Please copy each line of the records below that includes the word "true".

Segment Open

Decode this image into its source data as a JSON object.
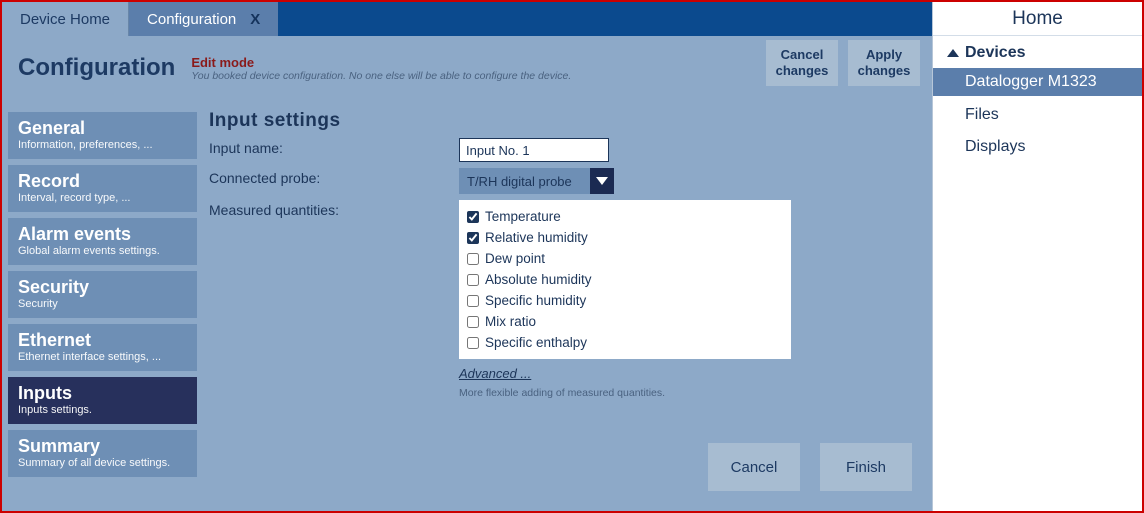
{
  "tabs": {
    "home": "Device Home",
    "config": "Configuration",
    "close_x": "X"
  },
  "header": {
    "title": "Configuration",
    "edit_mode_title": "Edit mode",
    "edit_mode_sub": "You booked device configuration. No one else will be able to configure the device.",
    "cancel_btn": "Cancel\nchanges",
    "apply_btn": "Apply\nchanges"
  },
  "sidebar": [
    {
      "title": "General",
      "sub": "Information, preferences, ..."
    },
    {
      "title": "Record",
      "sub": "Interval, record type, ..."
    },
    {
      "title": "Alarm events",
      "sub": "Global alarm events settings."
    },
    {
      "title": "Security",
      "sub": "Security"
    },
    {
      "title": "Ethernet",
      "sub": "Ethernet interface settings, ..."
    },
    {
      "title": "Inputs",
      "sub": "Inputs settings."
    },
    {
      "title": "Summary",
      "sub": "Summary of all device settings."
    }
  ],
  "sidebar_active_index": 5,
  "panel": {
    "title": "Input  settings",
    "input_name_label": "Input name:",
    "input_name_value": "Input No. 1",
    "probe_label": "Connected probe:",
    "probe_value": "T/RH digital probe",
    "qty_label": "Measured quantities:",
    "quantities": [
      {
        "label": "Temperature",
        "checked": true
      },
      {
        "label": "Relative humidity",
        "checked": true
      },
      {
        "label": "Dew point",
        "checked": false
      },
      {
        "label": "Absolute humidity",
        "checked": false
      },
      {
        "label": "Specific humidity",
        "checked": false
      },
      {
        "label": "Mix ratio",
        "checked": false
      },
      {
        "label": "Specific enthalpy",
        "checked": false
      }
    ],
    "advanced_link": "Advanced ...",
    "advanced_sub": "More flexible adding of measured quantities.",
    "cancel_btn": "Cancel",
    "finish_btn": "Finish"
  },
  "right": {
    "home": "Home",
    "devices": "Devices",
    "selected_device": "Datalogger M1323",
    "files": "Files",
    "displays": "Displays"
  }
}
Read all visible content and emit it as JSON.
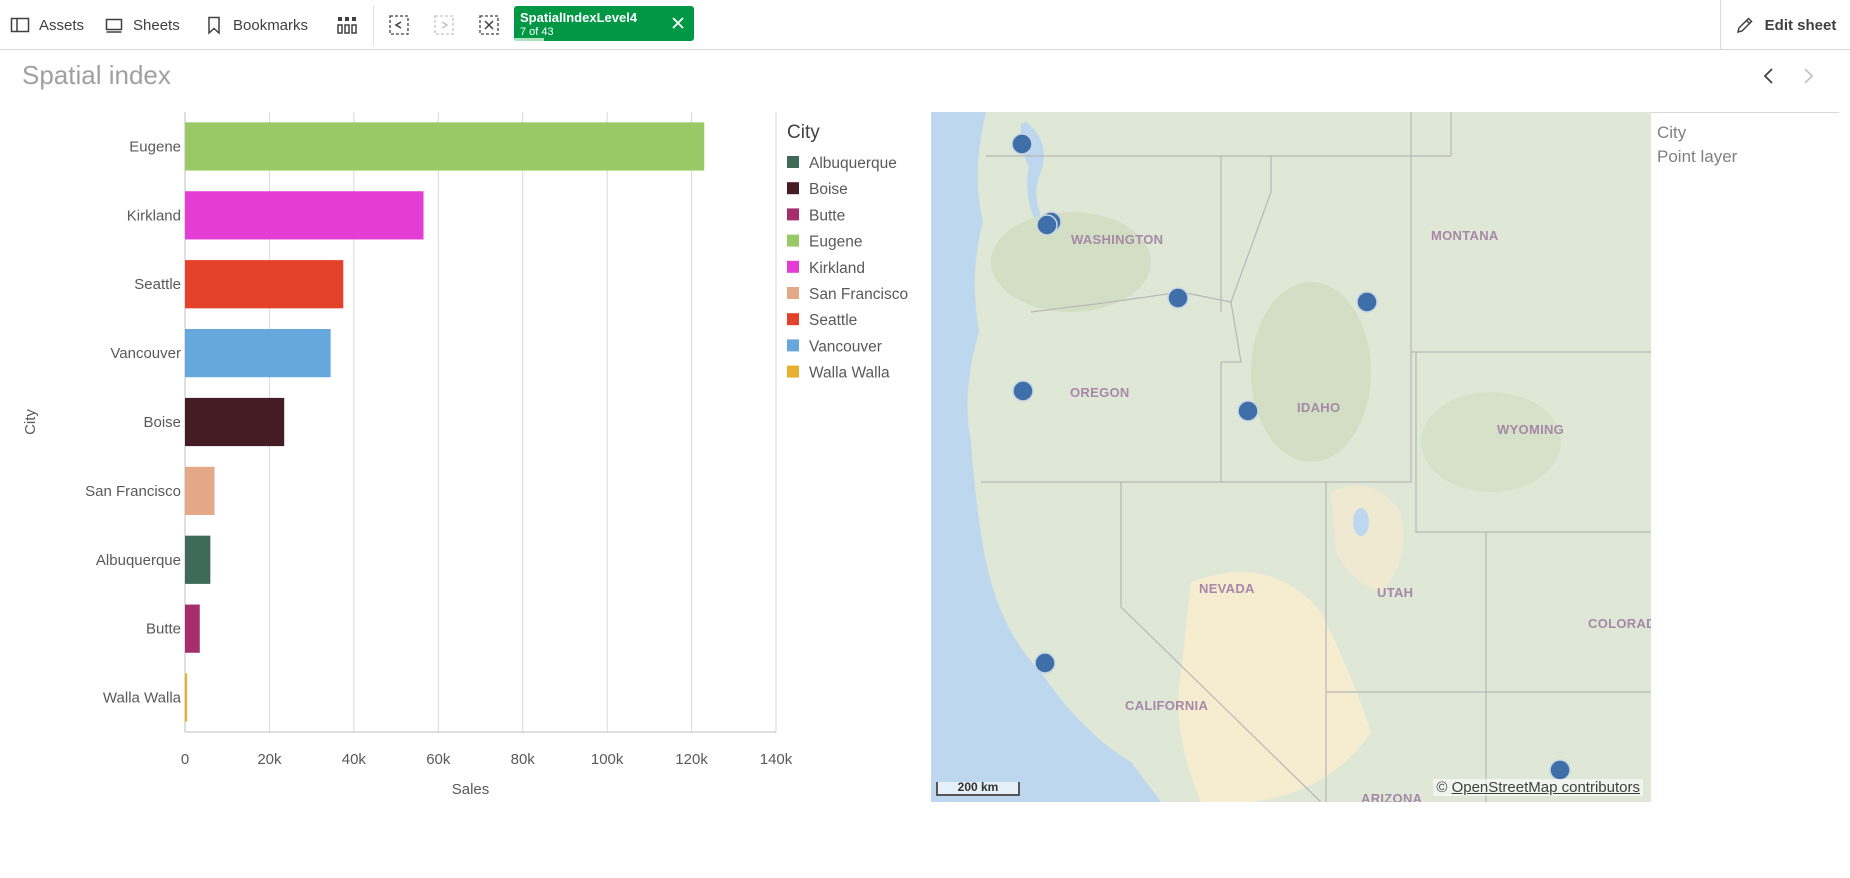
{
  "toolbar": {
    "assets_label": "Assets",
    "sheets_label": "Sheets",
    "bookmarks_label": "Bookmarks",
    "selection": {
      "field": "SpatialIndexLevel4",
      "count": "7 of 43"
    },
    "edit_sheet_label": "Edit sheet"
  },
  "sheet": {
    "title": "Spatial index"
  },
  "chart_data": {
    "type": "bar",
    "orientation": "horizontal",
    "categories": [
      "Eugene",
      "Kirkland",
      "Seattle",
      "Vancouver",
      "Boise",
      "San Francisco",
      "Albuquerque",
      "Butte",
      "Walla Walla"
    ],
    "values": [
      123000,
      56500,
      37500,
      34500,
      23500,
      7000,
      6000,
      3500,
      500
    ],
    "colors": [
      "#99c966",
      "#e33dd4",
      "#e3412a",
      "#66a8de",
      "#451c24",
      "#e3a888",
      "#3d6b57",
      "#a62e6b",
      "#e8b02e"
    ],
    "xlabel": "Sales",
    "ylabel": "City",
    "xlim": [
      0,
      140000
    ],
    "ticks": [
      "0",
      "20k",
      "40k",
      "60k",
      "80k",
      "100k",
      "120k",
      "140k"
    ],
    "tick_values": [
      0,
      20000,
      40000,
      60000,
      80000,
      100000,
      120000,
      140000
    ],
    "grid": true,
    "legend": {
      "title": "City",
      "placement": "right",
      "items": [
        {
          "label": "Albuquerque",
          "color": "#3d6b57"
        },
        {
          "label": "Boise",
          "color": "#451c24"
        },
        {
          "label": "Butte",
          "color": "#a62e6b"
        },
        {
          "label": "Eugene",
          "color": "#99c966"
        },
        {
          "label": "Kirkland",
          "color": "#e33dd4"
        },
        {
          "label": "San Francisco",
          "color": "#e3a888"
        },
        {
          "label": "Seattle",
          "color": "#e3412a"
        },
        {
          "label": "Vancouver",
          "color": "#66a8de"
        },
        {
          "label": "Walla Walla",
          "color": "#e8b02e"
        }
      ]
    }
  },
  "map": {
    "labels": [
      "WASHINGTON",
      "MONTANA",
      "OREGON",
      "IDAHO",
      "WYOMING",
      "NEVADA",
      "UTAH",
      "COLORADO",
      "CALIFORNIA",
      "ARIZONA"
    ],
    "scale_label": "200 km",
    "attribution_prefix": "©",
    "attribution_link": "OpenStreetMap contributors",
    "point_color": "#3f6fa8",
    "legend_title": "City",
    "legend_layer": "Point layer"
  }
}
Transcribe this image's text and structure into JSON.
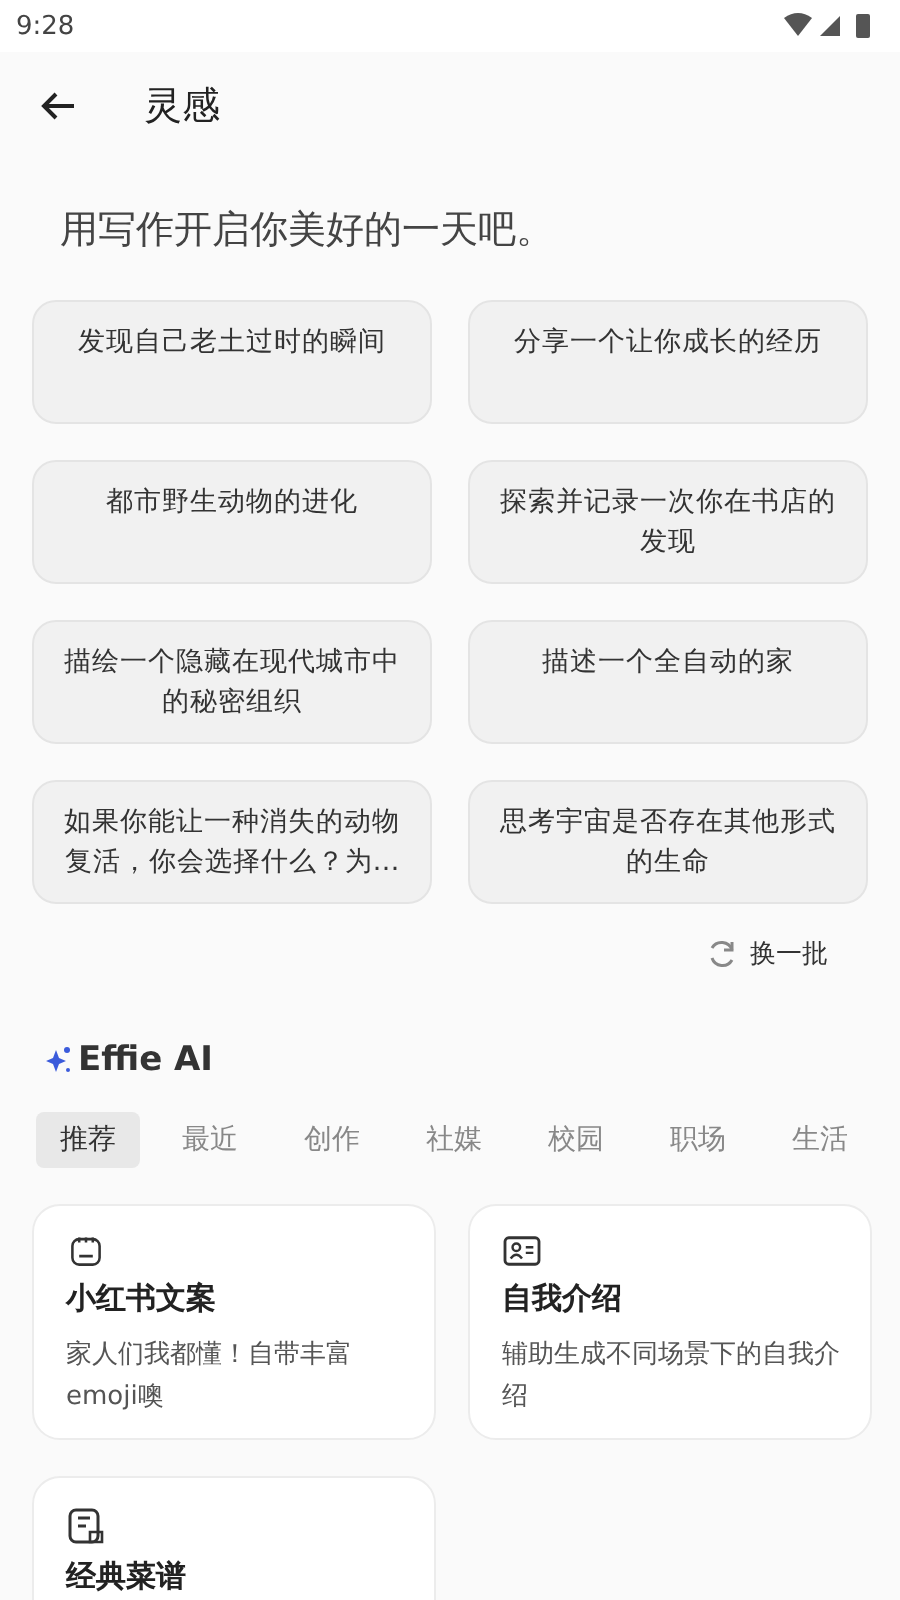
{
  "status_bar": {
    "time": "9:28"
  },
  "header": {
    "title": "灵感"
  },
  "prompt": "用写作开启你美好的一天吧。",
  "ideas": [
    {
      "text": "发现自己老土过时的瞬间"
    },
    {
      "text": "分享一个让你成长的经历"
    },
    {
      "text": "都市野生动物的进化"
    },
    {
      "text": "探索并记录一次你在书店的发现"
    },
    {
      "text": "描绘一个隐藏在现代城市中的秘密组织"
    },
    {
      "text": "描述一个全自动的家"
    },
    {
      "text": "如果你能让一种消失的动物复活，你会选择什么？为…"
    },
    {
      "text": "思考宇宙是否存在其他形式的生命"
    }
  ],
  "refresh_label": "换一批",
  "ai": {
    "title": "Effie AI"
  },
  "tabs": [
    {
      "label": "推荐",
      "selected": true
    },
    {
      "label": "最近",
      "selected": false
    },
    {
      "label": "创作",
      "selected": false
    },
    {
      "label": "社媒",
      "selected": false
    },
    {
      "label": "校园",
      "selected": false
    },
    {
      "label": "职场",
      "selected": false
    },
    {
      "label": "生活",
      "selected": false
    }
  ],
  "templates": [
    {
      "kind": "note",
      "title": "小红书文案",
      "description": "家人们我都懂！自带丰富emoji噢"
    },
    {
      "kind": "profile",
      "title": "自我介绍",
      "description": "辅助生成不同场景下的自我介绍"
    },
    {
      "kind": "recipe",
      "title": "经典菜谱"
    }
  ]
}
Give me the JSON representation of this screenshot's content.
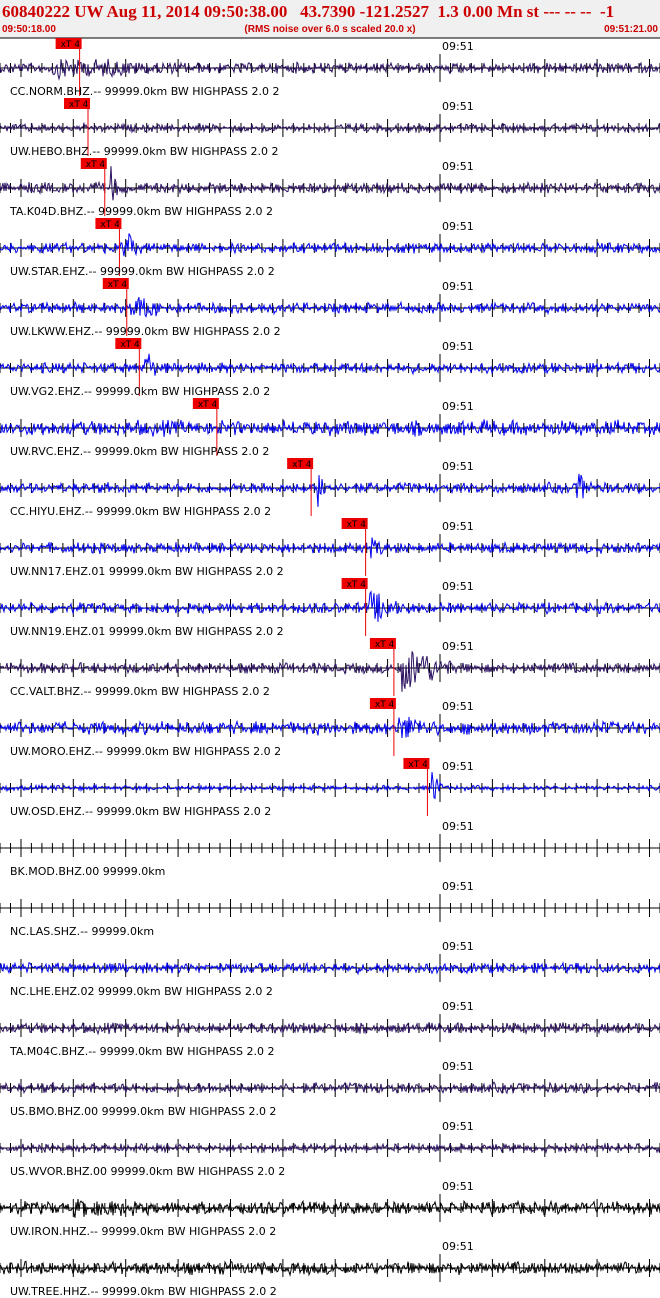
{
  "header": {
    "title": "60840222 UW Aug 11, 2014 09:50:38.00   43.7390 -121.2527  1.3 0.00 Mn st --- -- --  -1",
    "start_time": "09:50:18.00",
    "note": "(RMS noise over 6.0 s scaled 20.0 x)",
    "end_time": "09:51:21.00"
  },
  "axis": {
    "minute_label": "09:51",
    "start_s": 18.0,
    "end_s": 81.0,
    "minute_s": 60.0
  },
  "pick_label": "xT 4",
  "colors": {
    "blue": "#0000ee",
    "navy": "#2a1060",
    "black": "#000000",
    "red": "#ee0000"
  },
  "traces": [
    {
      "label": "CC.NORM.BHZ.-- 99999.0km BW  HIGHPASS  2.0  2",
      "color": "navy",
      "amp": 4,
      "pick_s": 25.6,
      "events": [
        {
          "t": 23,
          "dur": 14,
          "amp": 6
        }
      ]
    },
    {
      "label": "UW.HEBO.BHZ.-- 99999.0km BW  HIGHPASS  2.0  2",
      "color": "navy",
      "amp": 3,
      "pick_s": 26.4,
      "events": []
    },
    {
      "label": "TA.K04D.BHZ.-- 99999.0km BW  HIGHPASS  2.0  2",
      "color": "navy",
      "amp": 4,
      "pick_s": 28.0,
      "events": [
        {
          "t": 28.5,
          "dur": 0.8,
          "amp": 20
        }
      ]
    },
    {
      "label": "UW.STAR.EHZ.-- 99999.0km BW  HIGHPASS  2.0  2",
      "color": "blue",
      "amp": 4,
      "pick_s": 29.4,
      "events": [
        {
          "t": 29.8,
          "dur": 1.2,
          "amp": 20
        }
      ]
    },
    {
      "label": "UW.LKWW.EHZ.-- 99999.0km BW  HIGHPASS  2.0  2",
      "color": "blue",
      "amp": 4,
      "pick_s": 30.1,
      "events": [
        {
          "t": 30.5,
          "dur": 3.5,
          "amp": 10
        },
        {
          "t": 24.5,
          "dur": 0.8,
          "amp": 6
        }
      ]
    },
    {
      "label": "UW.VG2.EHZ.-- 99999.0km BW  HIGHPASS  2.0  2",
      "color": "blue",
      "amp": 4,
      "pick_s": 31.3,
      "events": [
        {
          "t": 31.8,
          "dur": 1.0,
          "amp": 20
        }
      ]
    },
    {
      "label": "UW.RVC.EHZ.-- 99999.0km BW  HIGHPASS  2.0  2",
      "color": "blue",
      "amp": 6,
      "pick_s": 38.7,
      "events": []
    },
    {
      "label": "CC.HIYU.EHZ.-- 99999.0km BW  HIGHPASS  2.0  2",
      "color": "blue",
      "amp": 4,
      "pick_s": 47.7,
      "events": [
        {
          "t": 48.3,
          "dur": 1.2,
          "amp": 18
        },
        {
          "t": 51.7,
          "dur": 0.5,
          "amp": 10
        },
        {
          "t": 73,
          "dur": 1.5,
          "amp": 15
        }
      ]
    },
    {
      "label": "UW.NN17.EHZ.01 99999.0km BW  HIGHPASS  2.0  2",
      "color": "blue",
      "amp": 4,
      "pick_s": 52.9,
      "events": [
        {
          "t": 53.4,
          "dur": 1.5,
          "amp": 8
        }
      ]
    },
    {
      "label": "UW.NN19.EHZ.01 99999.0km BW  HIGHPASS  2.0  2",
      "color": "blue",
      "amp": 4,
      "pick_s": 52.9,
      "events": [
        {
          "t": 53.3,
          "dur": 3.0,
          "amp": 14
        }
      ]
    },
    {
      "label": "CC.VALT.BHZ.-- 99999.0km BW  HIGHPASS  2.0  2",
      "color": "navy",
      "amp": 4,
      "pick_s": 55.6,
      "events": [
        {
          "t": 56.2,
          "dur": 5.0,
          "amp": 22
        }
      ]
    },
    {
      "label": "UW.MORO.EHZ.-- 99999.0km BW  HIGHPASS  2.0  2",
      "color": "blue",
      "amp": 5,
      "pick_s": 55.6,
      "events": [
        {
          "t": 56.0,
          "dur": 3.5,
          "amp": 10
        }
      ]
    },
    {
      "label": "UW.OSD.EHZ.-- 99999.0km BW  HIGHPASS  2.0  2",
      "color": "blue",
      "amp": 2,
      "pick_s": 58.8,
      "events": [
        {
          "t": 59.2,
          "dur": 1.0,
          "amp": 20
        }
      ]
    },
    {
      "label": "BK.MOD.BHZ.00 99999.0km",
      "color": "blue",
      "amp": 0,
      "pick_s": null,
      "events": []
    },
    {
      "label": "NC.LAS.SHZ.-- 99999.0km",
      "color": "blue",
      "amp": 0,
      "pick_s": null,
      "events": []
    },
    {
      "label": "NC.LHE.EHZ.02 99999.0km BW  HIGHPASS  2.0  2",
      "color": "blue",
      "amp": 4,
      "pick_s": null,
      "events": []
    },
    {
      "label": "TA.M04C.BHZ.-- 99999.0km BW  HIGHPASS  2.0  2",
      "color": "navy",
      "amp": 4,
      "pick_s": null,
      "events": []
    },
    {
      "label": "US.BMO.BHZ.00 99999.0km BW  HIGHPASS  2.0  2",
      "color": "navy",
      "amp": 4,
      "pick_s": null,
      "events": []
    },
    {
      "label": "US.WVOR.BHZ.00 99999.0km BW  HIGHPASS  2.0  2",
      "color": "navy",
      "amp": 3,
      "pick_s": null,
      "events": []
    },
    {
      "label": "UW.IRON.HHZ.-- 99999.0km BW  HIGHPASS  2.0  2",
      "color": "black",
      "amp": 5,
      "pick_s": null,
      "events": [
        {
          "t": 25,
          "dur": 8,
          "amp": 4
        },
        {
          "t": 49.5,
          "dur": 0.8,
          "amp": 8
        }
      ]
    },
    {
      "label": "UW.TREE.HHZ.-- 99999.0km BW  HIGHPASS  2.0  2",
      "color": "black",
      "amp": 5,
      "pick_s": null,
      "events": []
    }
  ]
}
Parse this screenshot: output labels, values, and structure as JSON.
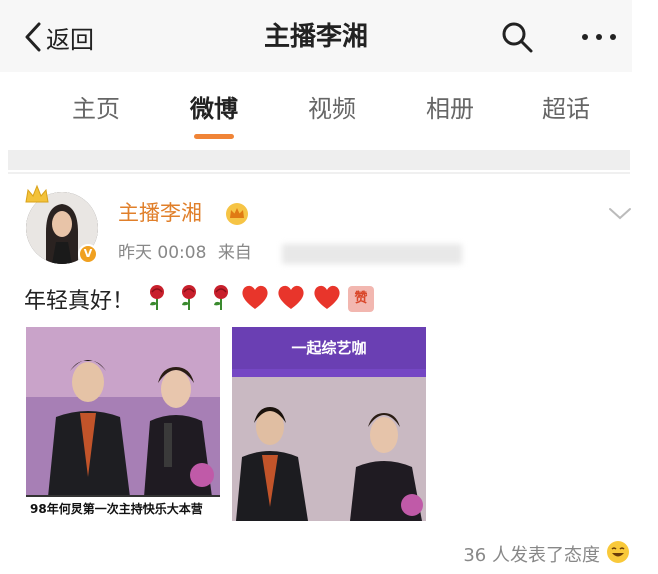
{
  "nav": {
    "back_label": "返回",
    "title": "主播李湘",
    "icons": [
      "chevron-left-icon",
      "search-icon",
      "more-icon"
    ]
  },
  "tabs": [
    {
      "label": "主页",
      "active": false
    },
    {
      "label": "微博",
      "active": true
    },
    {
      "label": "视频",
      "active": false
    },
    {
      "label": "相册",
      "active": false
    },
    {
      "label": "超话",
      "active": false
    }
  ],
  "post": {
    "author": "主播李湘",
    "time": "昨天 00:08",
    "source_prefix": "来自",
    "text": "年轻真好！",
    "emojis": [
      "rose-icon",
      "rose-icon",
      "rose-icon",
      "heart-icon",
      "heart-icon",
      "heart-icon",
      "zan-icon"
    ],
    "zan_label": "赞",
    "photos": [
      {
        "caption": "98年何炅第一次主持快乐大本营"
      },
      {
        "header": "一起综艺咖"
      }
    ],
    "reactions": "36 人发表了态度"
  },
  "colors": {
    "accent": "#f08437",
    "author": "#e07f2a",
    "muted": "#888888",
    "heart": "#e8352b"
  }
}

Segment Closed

Finished exercise:
        "checked": true
        "checked": true
    "grid": true,
      "selected": true
      "active": true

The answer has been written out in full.